▶ _PROBLEM DETAILS_
Set down the data below in full, exactly as it reads, but without the pictures.

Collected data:
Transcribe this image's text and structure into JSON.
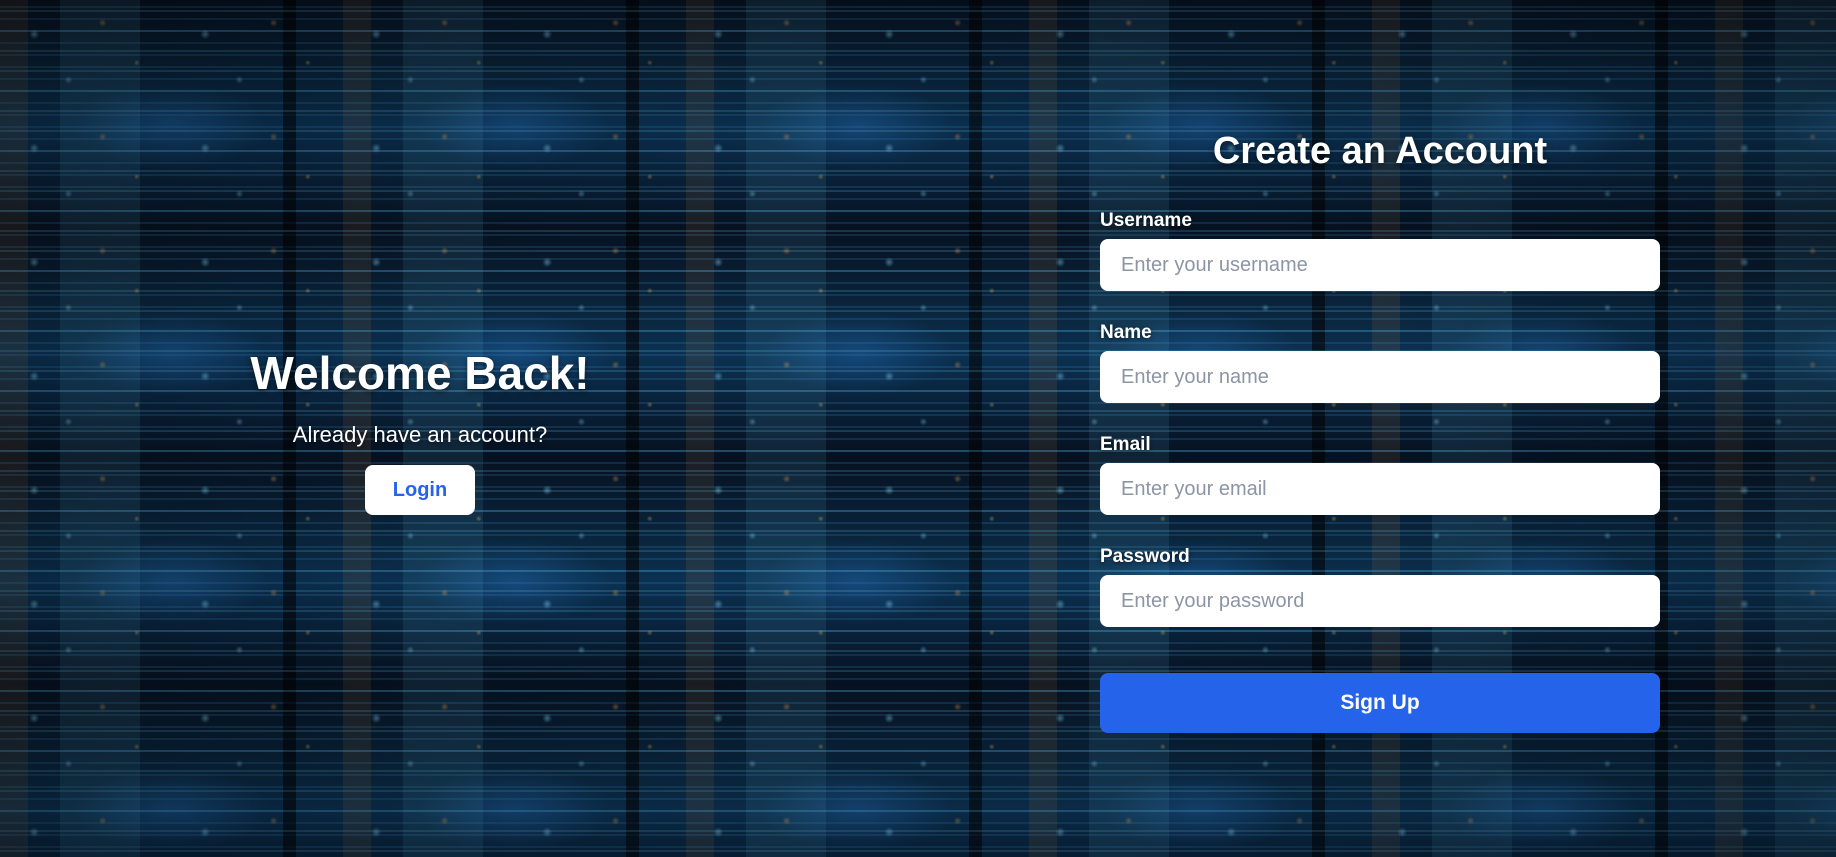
{
  "left": {
    "title": "Welcome Back!",
    "subtitle": "Already have an account?",
    "login_label": "Login"
  },
  "signup_form": {
    "title": "Create an Account",
    "fields": [
      {
        "label": "Username",
        "placeholder": "Enter your username",
        "value": ""
      },
      {
        "label": "Name",
        "placeholder": "Enter your name",
        "value": ""
      },
      {
        "label": "Email",
        "placeholder": "Enter your email",
        "value": ""
      },
      {
        "label": "Password",
        "placeholder": "Enter your password",
        "value": ""
      }
    ],
    "submit_label": "Sign Up"
  },
  "colors": {
    "accent": "#2563eb",
    "input_background": "#ffffff",
    "text": "#ffffff",
    "background": "#071525"
  },
  "background": {
    "image": "code-screen-texture"
  }
}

▶ _PROBLEM SOLUTION_
Transcribe this image's text and structure into JSON.
{
  "left": {
    "title": "Welcome Back!",
    "subtitle": "Already have an account?",
    "login_label": "Login"
  },
  "signup_form": {
    "title": "Create an Account",
    "fields": [
      {
        "label": "Username",
        "placeholder": "Enter your username",
        "value": ""
      },
      {
        "label": "Name",
        "placeholder": "Enter your name",
        "value": ""
      },
      {
        "label": "Email",
        "placeholder": "Enter your email",
        "value": ""
      },
      {
        "label": "Password",
        "placeholder": "Enter your password",
        "value": ""
      }
    ],
    "submit_label": "Sign Up"
  },
  "colors": {
    "accent": "#2563eb",
    "input_background": "#ffffff",
    "text": "#ffffff",
    "background": "#071525"
  },
  "background": {
    "image": "code-screen-texture"
  }
}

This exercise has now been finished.